* _Problem details_
In the records that follow, find each line containing "selected" and copy it.

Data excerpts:
/---

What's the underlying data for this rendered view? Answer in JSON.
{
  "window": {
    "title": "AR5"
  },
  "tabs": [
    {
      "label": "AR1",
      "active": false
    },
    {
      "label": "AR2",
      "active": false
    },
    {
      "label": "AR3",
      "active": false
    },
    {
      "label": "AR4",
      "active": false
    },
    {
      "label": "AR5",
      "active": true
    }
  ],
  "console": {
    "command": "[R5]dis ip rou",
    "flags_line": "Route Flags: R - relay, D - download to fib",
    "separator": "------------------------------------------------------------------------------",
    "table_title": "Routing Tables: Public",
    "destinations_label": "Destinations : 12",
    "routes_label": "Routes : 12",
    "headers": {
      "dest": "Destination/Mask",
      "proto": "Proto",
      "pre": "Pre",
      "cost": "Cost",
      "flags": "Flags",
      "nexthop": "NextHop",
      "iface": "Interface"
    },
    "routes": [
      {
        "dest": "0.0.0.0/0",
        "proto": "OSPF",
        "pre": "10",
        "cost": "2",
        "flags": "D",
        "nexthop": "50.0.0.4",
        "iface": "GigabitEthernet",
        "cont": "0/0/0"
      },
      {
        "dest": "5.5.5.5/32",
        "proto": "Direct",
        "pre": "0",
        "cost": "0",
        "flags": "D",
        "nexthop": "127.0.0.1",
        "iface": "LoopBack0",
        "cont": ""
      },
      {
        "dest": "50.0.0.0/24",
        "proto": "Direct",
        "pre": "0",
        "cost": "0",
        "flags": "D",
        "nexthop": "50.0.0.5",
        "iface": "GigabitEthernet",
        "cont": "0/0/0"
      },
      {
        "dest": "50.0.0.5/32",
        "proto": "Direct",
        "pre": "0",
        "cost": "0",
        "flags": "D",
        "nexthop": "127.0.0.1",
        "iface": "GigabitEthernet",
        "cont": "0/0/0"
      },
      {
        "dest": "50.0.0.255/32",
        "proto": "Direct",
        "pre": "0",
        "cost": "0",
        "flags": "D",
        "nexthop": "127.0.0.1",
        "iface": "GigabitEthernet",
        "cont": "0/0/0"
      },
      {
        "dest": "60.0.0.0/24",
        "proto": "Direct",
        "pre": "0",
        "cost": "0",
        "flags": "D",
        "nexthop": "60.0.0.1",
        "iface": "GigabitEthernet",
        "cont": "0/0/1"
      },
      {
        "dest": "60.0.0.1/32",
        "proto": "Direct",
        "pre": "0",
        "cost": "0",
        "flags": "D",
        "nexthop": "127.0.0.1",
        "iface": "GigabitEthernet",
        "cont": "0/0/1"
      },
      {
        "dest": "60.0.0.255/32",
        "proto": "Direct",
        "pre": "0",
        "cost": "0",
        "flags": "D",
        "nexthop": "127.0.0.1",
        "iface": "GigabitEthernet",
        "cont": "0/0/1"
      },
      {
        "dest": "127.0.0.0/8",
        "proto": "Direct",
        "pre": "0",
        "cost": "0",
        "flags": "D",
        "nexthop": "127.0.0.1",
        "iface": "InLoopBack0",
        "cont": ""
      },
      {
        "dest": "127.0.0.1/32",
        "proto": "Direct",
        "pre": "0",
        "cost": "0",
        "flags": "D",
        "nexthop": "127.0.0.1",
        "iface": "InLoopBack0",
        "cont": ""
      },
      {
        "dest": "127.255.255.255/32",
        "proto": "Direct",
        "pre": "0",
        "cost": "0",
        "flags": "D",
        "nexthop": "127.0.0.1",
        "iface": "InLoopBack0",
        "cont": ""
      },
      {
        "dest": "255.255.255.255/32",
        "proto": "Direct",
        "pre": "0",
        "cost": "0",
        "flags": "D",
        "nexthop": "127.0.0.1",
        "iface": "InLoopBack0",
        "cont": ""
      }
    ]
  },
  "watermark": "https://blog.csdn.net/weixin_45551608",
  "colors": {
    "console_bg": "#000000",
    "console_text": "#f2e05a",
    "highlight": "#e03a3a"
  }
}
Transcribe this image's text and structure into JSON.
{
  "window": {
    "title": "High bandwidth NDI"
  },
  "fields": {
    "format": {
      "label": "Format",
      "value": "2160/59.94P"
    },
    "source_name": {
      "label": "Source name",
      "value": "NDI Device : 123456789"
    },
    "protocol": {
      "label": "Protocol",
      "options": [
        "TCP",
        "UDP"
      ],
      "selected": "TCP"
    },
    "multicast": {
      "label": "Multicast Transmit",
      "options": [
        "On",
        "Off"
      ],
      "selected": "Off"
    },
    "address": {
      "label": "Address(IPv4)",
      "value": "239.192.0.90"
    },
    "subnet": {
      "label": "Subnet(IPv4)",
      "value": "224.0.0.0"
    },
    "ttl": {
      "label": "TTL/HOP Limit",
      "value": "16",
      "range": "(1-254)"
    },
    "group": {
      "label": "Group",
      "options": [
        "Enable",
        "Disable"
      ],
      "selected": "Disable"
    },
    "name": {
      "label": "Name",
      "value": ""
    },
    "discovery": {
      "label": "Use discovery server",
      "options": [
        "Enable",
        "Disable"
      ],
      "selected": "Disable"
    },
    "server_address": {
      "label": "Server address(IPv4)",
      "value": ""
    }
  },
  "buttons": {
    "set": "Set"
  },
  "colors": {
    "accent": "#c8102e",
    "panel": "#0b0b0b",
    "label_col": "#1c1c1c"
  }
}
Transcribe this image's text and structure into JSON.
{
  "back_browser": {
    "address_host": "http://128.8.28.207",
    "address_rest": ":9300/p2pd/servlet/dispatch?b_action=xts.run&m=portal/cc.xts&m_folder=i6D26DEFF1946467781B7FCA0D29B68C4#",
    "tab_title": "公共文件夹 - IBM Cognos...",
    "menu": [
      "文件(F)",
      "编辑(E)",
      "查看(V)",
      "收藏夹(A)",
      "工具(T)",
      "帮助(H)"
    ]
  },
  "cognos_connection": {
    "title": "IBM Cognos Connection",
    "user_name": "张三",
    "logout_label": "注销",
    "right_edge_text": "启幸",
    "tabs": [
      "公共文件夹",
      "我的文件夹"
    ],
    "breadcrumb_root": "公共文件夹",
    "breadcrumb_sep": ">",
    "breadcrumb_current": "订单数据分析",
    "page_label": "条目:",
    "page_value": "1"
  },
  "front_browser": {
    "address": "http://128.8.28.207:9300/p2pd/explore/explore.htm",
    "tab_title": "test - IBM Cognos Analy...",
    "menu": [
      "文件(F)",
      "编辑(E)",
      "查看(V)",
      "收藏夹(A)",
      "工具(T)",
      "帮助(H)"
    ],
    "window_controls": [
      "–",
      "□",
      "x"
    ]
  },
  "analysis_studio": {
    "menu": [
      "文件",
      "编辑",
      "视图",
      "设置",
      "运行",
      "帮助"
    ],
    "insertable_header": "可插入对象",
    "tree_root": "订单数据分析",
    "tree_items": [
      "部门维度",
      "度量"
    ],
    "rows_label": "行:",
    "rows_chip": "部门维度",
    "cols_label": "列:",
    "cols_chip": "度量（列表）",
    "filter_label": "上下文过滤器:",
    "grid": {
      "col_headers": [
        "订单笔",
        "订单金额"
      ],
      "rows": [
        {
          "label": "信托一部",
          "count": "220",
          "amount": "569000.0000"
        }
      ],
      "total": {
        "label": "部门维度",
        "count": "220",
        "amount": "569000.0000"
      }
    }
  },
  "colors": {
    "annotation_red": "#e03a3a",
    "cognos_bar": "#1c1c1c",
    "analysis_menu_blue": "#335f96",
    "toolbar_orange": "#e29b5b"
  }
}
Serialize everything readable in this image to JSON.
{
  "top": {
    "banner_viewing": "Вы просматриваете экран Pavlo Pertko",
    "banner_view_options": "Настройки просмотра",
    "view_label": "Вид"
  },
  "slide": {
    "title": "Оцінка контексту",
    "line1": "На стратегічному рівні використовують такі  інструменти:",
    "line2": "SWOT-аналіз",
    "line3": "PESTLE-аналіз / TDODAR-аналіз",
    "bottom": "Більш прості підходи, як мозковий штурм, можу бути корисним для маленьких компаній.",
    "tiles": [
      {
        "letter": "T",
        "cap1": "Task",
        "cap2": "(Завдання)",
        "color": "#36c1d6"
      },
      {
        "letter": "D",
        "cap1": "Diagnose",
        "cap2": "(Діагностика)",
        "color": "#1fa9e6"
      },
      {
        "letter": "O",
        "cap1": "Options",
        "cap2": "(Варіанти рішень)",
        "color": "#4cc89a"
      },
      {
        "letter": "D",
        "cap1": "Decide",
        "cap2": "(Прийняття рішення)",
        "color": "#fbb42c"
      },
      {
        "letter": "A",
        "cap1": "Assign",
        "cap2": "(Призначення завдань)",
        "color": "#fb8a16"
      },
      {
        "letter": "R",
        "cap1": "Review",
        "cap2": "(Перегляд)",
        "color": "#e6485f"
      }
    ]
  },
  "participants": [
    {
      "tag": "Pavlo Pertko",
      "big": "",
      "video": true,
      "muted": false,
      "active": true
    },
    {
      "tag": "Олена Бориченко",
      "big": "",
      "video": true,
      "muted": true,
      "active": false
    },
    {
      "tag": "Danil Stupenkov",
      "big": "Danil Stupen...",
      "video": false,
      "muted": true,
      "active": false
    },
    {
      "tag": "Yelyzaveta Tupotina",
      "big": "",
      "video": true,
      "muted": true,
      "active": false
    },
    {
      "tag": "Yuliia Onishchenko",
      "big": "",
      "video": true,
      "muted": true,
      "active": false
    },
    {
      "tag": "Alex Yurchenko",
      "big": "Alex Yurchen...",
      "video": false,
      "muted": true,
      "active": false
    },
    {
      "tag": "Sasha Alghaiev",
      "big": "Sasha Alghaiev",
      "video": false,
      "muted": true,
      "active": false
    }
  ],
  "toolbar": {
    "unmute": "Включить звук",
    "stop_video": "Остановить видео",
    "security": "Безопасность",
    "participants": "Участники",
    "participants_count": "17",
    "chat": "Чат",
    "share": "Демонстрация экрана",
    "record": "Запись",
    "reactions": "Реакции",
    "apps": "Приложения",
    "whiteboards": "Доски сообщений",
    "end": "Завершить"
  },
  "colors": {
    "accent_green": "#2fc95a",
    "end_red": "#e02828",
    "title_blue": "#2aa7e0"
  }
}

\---

* _Answer for the task_
      "selected": "TCP"
      "selected": "Off"
      "selected": "Disable"
      "selected": "Disable"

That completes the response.